+++ AVAILABLE DATA +++
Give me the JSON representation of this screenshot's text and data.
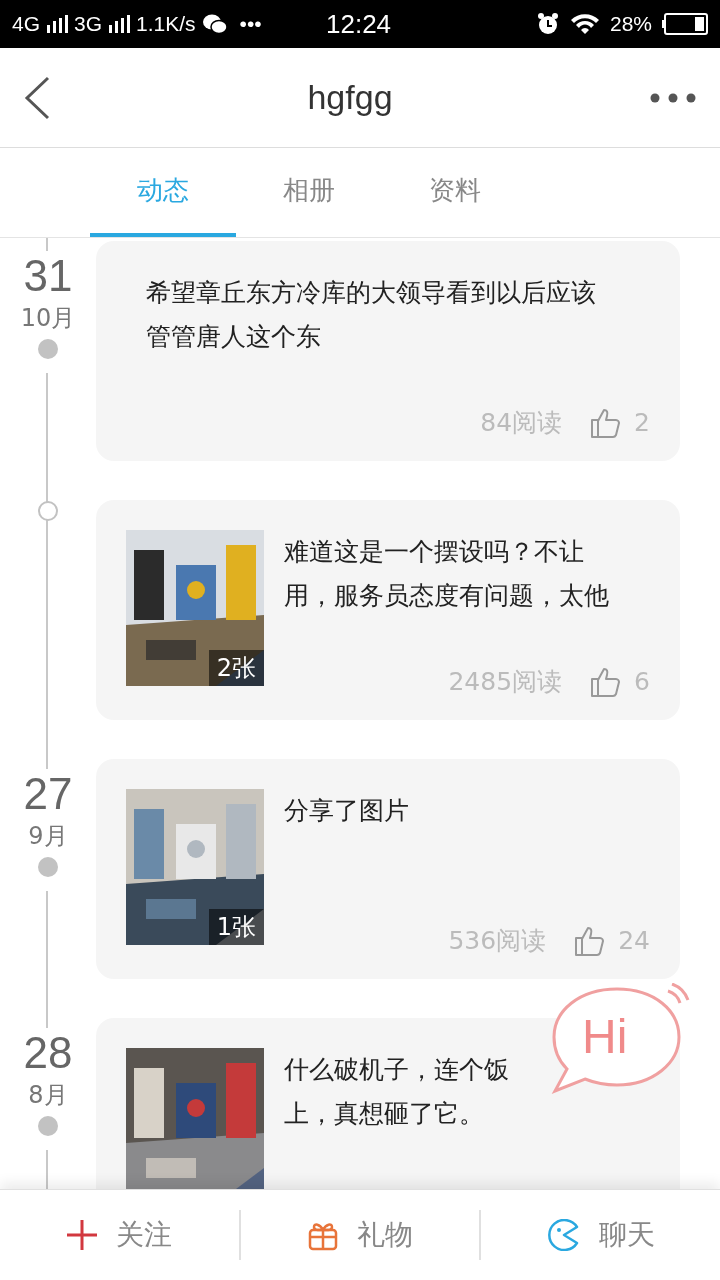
{
  "status_bar": {
    "network_1": "4G",
    "network_2": "3G",
    "speed": "1.1K/s",
    "more": "•••",
    "time": "12:24",
    "battery": "28%"
  },
  "header": {
    "title": "hgfgg"
  },
  "tabs": [
    {
      "label": "动态",
      "selected": true
    },
    {
      "label": "相册",
      "selected": false
    },
    {
      "label": "资料",
      "selected": false
    }
  ],
  "posts": [
    {
      "date": {
        "day": "31",
        "month": "10月"
      },
      "lines": [
        "希望章丘东方冷库的大领导看到以后应该",
        "管管唐人这个东"
      ],
      "reads": "84阅读",
      "likes": "2"
    },
    {
      "lines": [
        "难道这是一个摆设吗？不让",
        "用，服务员态度有问题，太他"
      ],
      "image": {
        "kind": "picture",
        "count": "2张"
      },
      "reads": "2485阅读",
      "likes": "6"
    },
    {
      "date": {
        "day": "27",
        "month": "9月"
      },
      "lines": [
        "分享了图片"
      ],
      "image": {
        "kind": "picture",
        "count": "1张"
      },
      "reads": "536阅读",
      "likes": "24"
    },
    {
      "date": {
        "day": "28",
        "month": "8月"
      },
      "lines": [
        "什么破机子，连个饭",
        "上，真想砸了它。"
      ],
      "image": {
        "kind": "picture"
      }
    }
  ],
  "hi_bubble": {
    "label": "Hi"
  },
  "bottom_bar": [
    {
      "kind": "follow",
      "label": "关注"
    },
    {
      "kind": "gift",
      "label": "礼物"
    },
    {
      "kind": "chat",
      "label": "聊天"
    }
  ]
}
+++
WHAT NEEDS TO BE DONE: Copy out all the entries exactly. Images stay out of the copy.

WRITTEN ANSWER:
Give me the JSON representation of this screenshot's text and data.
{
  "status_bar": {
    "network_1": "4G",
    "network_2": "3G",
    "speed": "1.1K/s",
    "more": "•••",
    "time": "12:24",
    "battery": "28%"
  },
  "header": {
    "title": "hgfgg"
  },
  "tabs": [
    {
      "label": "动态",
      "selected": true
    },
    {
      "label": "相册",
      "selected": false
    },
    {
      "label": "资料",
      "selected": false
    }
  ],
  "posts": [
    {
      "date": {
        "day": "31",
        "month": "10月"
      },
      "lines": [
        "希望章丘东方冷库的大领导看到以后应该",
        "管管唐人这个东"
      ],
      "reads": "84阅读",
      "likes": "2"
    },
    {
      "lines": [
        "难道这是一个摆设吗？不让",
        "用，服务员态度有问题，太他"
      ],
      "image": {
        "kind": "picture",
        "count": "2张"
      },
      "reads": "2485阅读",
      "likes": "6"
    },
    {
      "date": {
        "day": "27",
        "month": "9月"
      },
      "lines": [
        "分享了图片"
      ],
      "image": {
        "kind": "picture",
        "count": "1张"
      },
      "reads": "536阅读",
      "likes": "24"
    },
    {
      "date": {
        "day": "28",
        "month": "8月"
      },
      "lines": [
        "什么破机子，连个饭",
        "上，真想砸了它。"
      ],
      "image": {
        "kind": "picture"
      }
    }
  ],
  "hi_bubble": {
    "label": "Hi"
  },
  "bottom_bar": [
    {
      "kind": "follow",
      "label": "关注"
    },
    {
      "kind": "gift",
      "label": "礼物"
    },
    {
      "kind": "chat",
      "label": "聊天"
    }
  ]
}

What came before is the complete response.